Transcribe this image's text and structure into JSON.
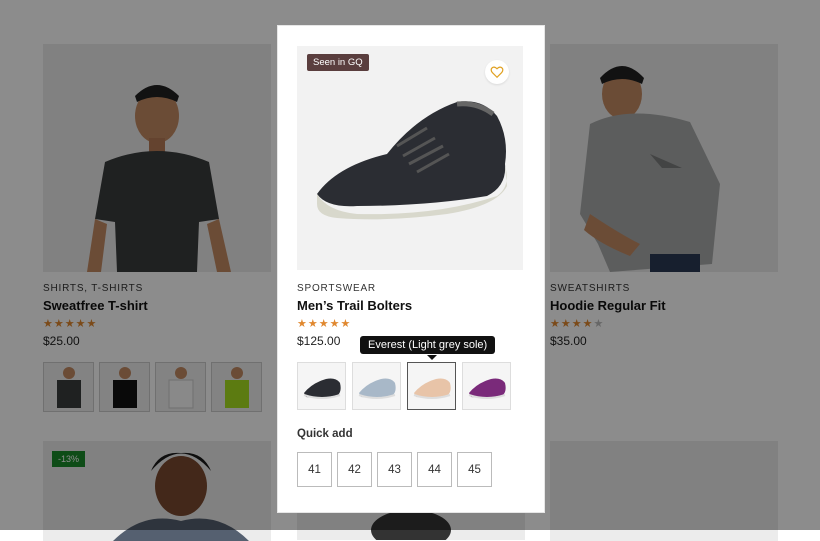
{
  "products": [
    {
      "category": "SHIRTS",
      "category2": "T-SHIRTS",
      "title": "Sweatfree T-shirt",
      "rating": 5,
      "price": "$25.00",
      "thumbs": [
        "charcoal-shirt",
        "black-shirt",
        "white-shirt",
        "lime-shirt"
      ]
    },
    {
      "category": "SPORTSWEAR",
      "title": "Men’s Trail Bolters",
      "rating": 5,
      "price": "$125.00",
      "badge": "Seen in GQ",
      "tooltip": "Everest (Light grey sole)",
      "quick_add_label": "Quick add",
      "sizes": [
        "41",
        "42",
        "43",
        "44",
        "45"
      ]
    },
    {
      "category": "SWEATSHIRTS",
      "title": "Hoodie Regular Fit",
      "rating": 4,
      "price": "$35.00"
    }
  ],
  "second_row": {
    "discount_badge": "-13%"
  },
  "colors": {
    "star": "#e0882f",
    "badge_seen_bg": "#5a3e3e",
    "discount_bg": "#1a8a2a",
    "overlay": "rgba(0,0,0,0.45)"
  }
}
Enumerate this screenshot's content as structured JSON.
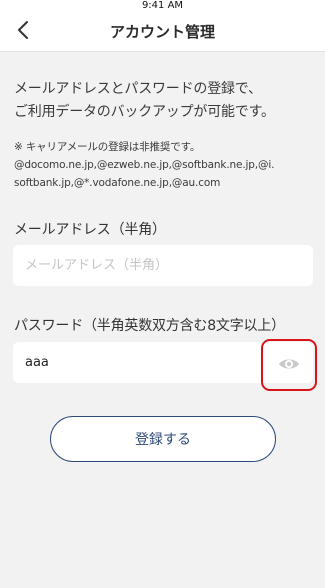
{
  "status_bar": {
    "time": "9:41 AM"
  },
  "nav": {
    "title": "アカウント管理",
    "back_icon": "chevron-left-icon"
  },
  "intro": {
    "line1": "メールアドレスとパスワードの登録で、",
    "line2": "ご利用データのバックアップが可能です。"
  },
  "note": {
    "line1": "※ キャリアメールの登録は非推奨です。",
    "line2": "@docomo.ne.jp,@ezweb.ne.jp,@softbank.ne.jp,@i.",
    "line3": "softbank.jp,@*.vodafone.ne.jp,@au.com"
  },
  "email": {
    "label": "メールアドレス（半角）",
    "placeholder": "メールアドレス（半角）",
    "value": ""
  },
  "password": {
    "label": "パスワード（半角英数双方含む8文字以上）",
    "value": "aaa",
    "toggle_icon": "eye-icon",
    "highlight_color": "#d8141b"
  },
  "register_button": {
    "label": "登録する"
  },
  "colors": {
    "background": "#f2f2f2",
    "accent": "#2e4a7a",
    "field_background": "#ffffff"
  }
}
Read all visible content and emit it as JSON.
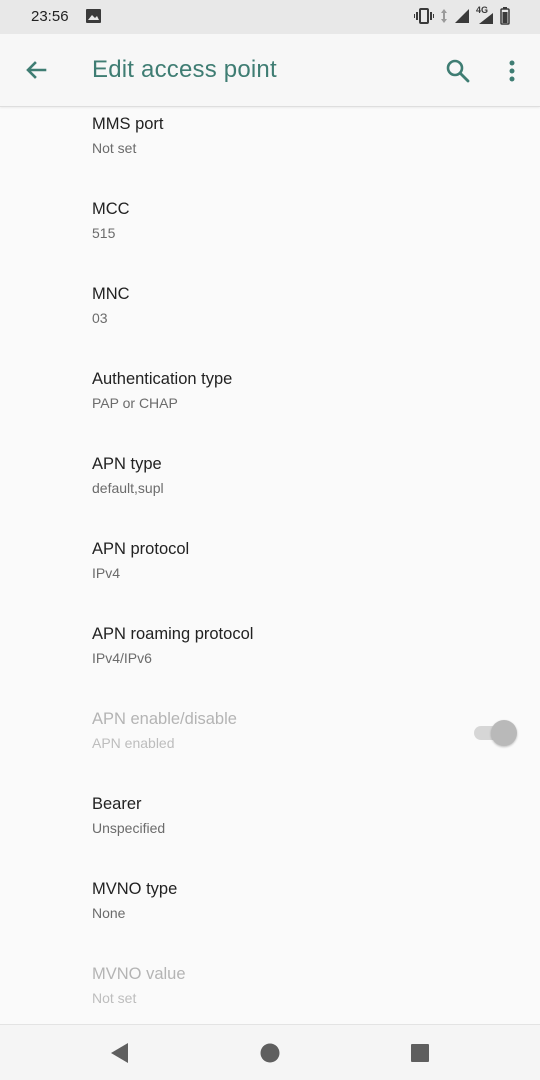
{
  "status_bar": {
    "time": "23:56",
    "network_label": "4G",
    "icons": [
      "image-icon",
      "vibrate-icon",
      "data-arrows-icon",
      "signal-icon",
      "signal-4g-icon",
      "battery-icon"
    ]
  },
  "app_bar": {
    "title": "Edit access point",
    "back_icon": "arrow-back-icon",
    "search_icon": "search-icon",
    "more_icon": "more-vert-icon",
    "accent_color": "#3f7d73"
  },
  "preferences": [
    {
      "title": "MMS port",
      "summary": "Not set",
      "enabled": true
    },
    {
      "title": "MCC",
      "summary": "515",
      "enabled": true
    },
    {
      "title": "MNC",
      "summary": "03",
      "enabled": true
    },
    {
      "title": "Authentication type",
      "summary": "PAP or CHAP",
      "enabled": true
    },
    {
      "title": "APN type",
      "summary": "default,supl",
      "enabled": true
    },
    {
      "title": "APN protocol",
      "summary": "IPv4",
      "enabled": true
    },
    {
      "title": "APN roaming protocol",
      "summary": "IPv4/IPv6",
      "enabled": true
    },
    {
      "title": "APN enable/disable",
      "summary": "APN enabled",
      "enabled": false,
      "toggle_on": true
    },
    {
      "title": "Bearer",
      "summary": "Unspecified",
      "enabled": true
    },
    {
      "title": "MVNO type",
      "summary": "None",
      "enabled": true
    },
    {
      "title": "MVNO value",
      "summary": "Not set",
      "enabled": false
    }
  ],
  "nav_bar": {
    "icons": [
      "nav-back-icon",
      "nav-home-icon",
      "nav-recents-icon"
    ]
  }
}
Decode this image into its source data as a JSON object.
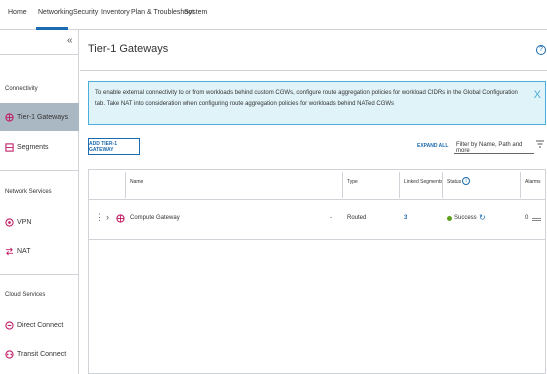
{
  "topnav": {
    "tabs": [
      {
        "label": "Home"
      },
      {
        "label": "Networking"
      },
      {
        "label": "Security"
      },
      {
        "label": "Inventory"
      },
      {
        "label": "Plan & Troubleshoot"
      },
      {
        "label": "System"
      }
    ],
    "active_tab": "Networking"
  },
  "sidebar": {
    "sections": [
      {
        "title": "Connectivity",
        "items": [
          {
            "label": "Tier-1 Gateways",
            "icon": "gateway-icon"
          },
          {
            "label": "Segments",
            "icon": "segments-icon"
          }
        ]
      },
      {
        "title": "Network Services",
        "items": [
          {
            "label": "VPN",
            "icon": "vpn-icon"
          },
          {
            "label": "NAT",
            "icon": "nat-icon"
          }
        ]
      },
      {
        "title": "Cloud Services",
        "items": [
          {
            "label": "Direct Connect",
            "icon": "direct-connect-icon"
          },
          {
            "label": "Transit Connect",
            "icon": "transit-connect-icon"
          }
        ]
      }
    ],
    "active_item": "Tier-1 Gateways"
  },
  "main": {
    "title": "Tier-1 Gateways",
    "help": "?",
    "banner": {
      "text": "To enable external connectivity to or from workloads behind custom CGWs, configure route aggregation policies for workload CIDRs in the Global Configuration tab. Take NAT into consideration when configuring route aggregation policies for workloads behind NATed CGWs",
      "close": "X"
    },
    "toolbar": {
      "add_label": "ADD TIER-1 GATEWAY",
      "expand_label": "EXPAND ALL",
      "filter_placeholder": "Filter by Name, Path and more"
    },
    "grid": {
      "columns": [
        "Name",
        "Type",
        "Linked Segments",
        "Status",
        "Alarms"
      ],
      "rows": [
        {
          "name": "Compute Gateway",
          "dash": "-",
          "type": "Routed",
          "linked_segments": "3",
          "status": "Success",
          "alarms": "0"
        }
      ]
    }
  },
  "colors": {
    "accent": "#1b6bb0",
    "success": "#5e9f1e",
    "gateway_icon": "#c21d67",
    "banner_bg": "#e0f3f9",
    "active_item_bg": "#aab8c4"
  }
}
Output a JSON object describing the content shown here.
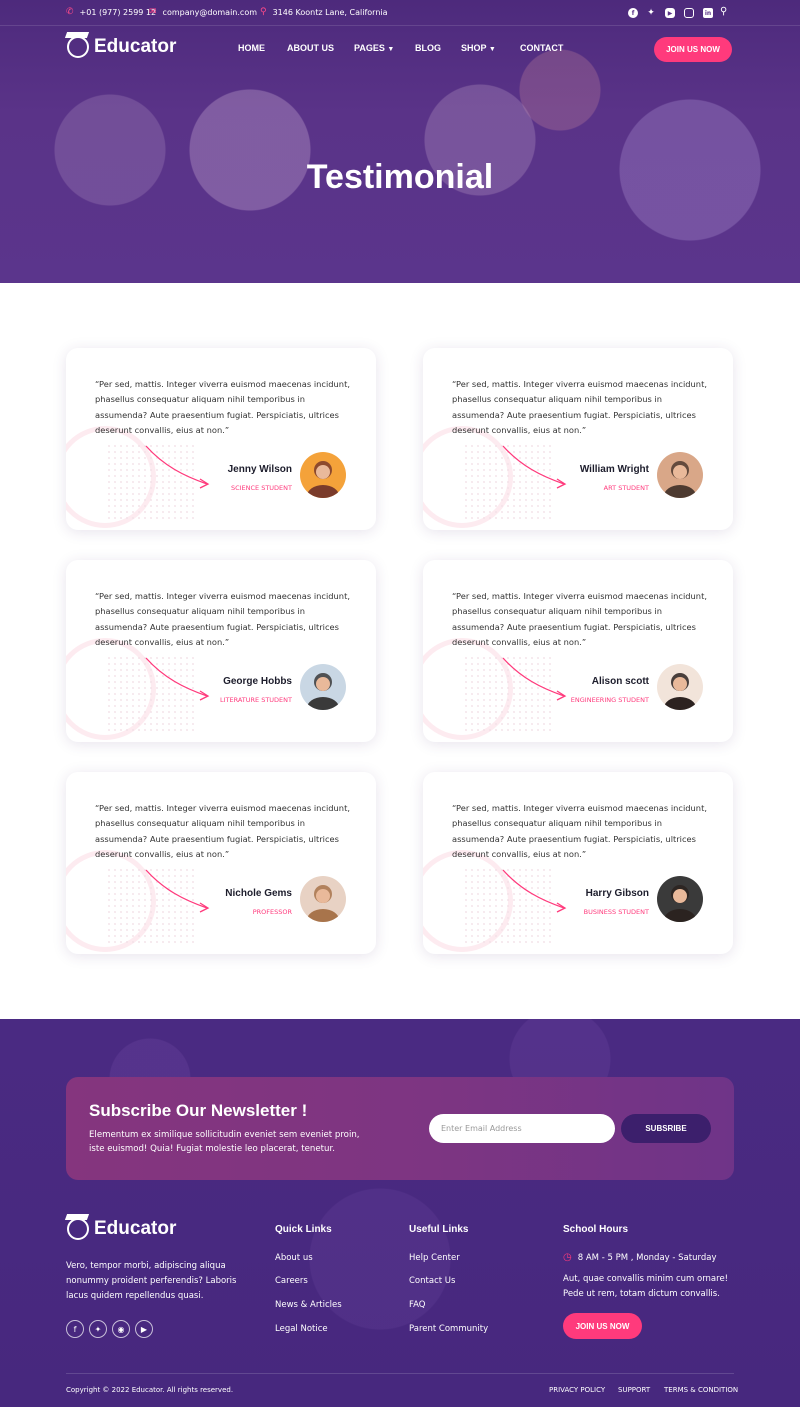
{
  "topbar": {
    "phone": "+01 (977) 2599 12",
    "email": "company@domain.com",
    "address": "3146 Koontz Lane, California",
    "socials": [
      "facebook-icon",
      "twitter-icon",
      "youtube-icon",
      "instagram-icon",
      "linkedin-icon"
    ],
    "search_icon": "search-icon"
  },
  "brand": {
    "name": "Educator"
  },
  "nav": {
    "items": [
      "HOME",
      "ABOUT US",
      "PAGES",
      "BLOG",
      "SHOP",
      "CONTACT"
    ],
    "join_label": "JOIN US NOW"
  },
  "hero": {
    "title": "Testimonial"
  },
  "testimonials": [
    {
      "quote": "“Per sed, mattis. Integer viverra euismod maecenas incidunt, phasellus consequatur aliquam nihil temporibus in assumenda? Aute praesentium fugiat. Perspiciatis, ultrices deserunt convallis, eius at non.”",
      "name": "Jenny Wilson",
      "role": "SCIENCE STUDENT"
    },
    {
      "quote": "“Per sed, mattis. Integer viverra euismod maecenas incidunt, phasellus consequatur aliquam nihil temporibus in assumenda? Aute praesentium fugiat. Perspiciatis, ultrices deserunt convallis, eius at non.”",
      "name": "William Wright",
      "role": "ART STUDENT"
    },
    {
      "quote": "“Per sed, mattis. Integer viverra euismod maecenas incidunt, phasellus consequatur aliquam nihil temporibus in assumenda? Aute praesentium fugiat. Perspiciatis, ultrices deserunt convallis, eius at non.”",
      "name": "George Hobbs",
      "role": "LITERATURE STUDENT"
    },
    {
      "quote": "“Per sed, mattis. Integer viverra euismod maecenas incidunt, phasellus consequatur aliquam nihil temporibus in assumenda? Aute praesentium fugiat. Perspiciatis, ultrices deserunt convallis, eius at non.”",
      "name": "Alison scott",
      "role": "ENGINEERING STUDENT"
    },
    {
      "quote": "“Per sed, mattis. Integer viverra euismod maecenas incidunt, phasellus consequatur aliquam nihil temporibus in assumenda? Aute praesentium fugiat. Perspiciatis, ultrices deserunt convallis, eius at non.”",
      "name": "Nichole Gems",
      "role": "PROFESSOR"
    },
    {
      "quote": "“Per sed, mattis. Integer viverra euismod maecenas incidunt, phasellus consequatur aliquam nihil temporibus in assumenda? Aute praesentium fugiat. Perspiciatis, ultrices deserunt convallis, eius at non.”",
      "name": "Harry Gibson",
      "role": "BUSINESS STUDENT"
    }
  ],
  "newsletter": {
    "title": "Subscribe Our Newsletter !",
    "text": "Elementum ex similique sollicitudin eveniet sem eveniet proin, iste euismod! Quia! Fugiat molestie leo placerat, tenetur.",
    "placeholder": "Enter Email Address",
    "button": "SUBSRIBE"
  },
  "footer": {
    "about": "Vero, tempor morbi, adipiscing aliqua nonummy proident perferendis? Laboris lacus quidem repellendus quasi.",
    "socials": [
      "facebook-icon",
      "twitter-icon",
      "instagram-icon",
      "youtube-icon"
    ],
    "quick_title": "Quick Links",
    "quick_links": [
      "About us",
      "Careers",
      "News & Articles",
      "Legal Notice"
    ],
    "useful_title": "Useful Links",
    "useful_links": [
      "Help Center",
      "Contact Us",
      "FAQ",
      "Parent Community"
    ],
    "hours_title": "School Hours",
    "hours": "8 AM - 5 PM , Monday - Saturday",
    "hours_text": "Aut, quae convallis minim cum ornare! Pede ut rem, totam dictum convallis.",
    "join_label": "JOIN US NOW",
    "copyright": "Copyright © 2022 Educator. All rights reserved.",
    "bottom_links": [
      "PRIVACY POLICY",
      "SUPPORT",
      "TERMS & CONDITION"
    ]
  },
  "colors": {
    "accent": "#ff3a7c",
    "primary": "#4a2a82"
  }
}
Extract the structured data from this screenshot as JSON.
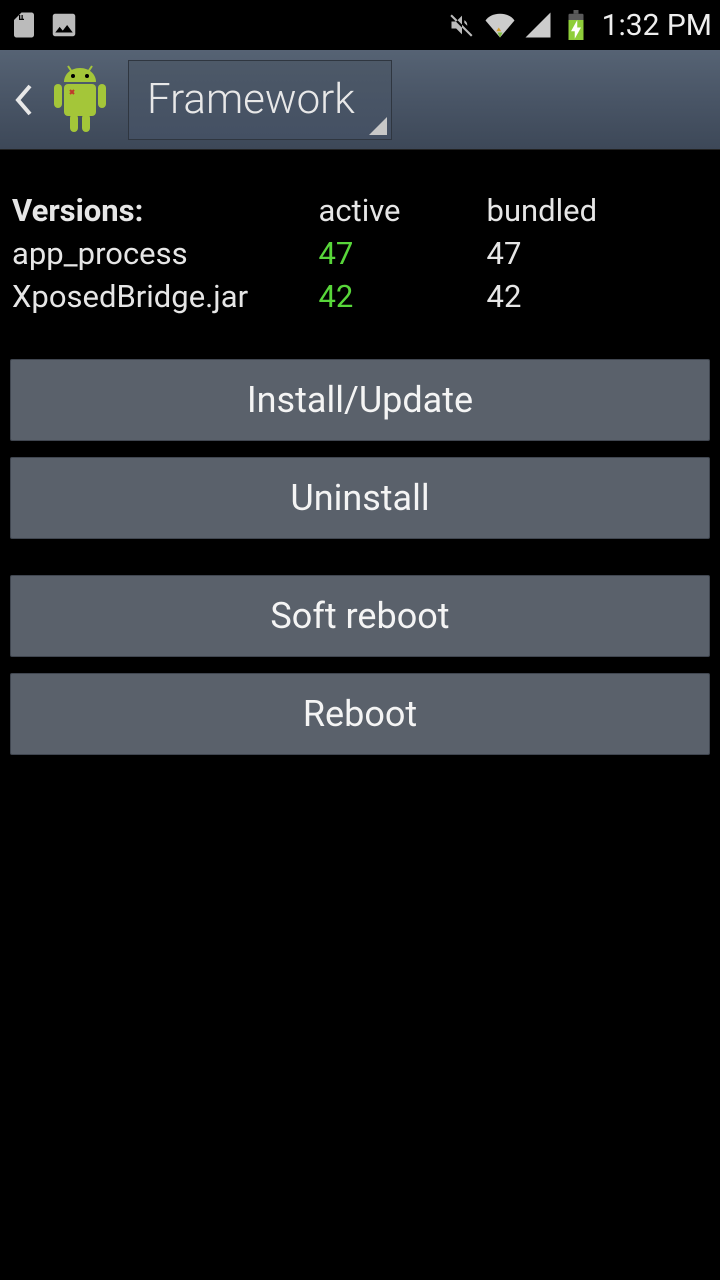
{
  "status": {
    "time": "1:32 PM"
  },
  "actionbar": {
    "spinner_label": "Framework"
  },
  "versions": {
    "heading": "Versions:",
    "col_active": "active",
    "col_bundled": "bundled",
    "rows": [
      {
        "label": "app_process",
        "active": "47",
        "bundled": "47"
      },
      {
        "label": "XposedBridge.jar",
        "active": "42",
        "bundled": "42"
      }
    ]
  },
  "buttons": {
    "install": "Install/Update",
    "uninstall": "Uninstall",
    "soft_reboot": "Soft reboot",
    "reboot": "Reboot"
  }
}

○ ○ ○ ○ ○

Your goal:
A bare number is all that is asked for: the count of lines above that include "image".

Result of the exercise:
3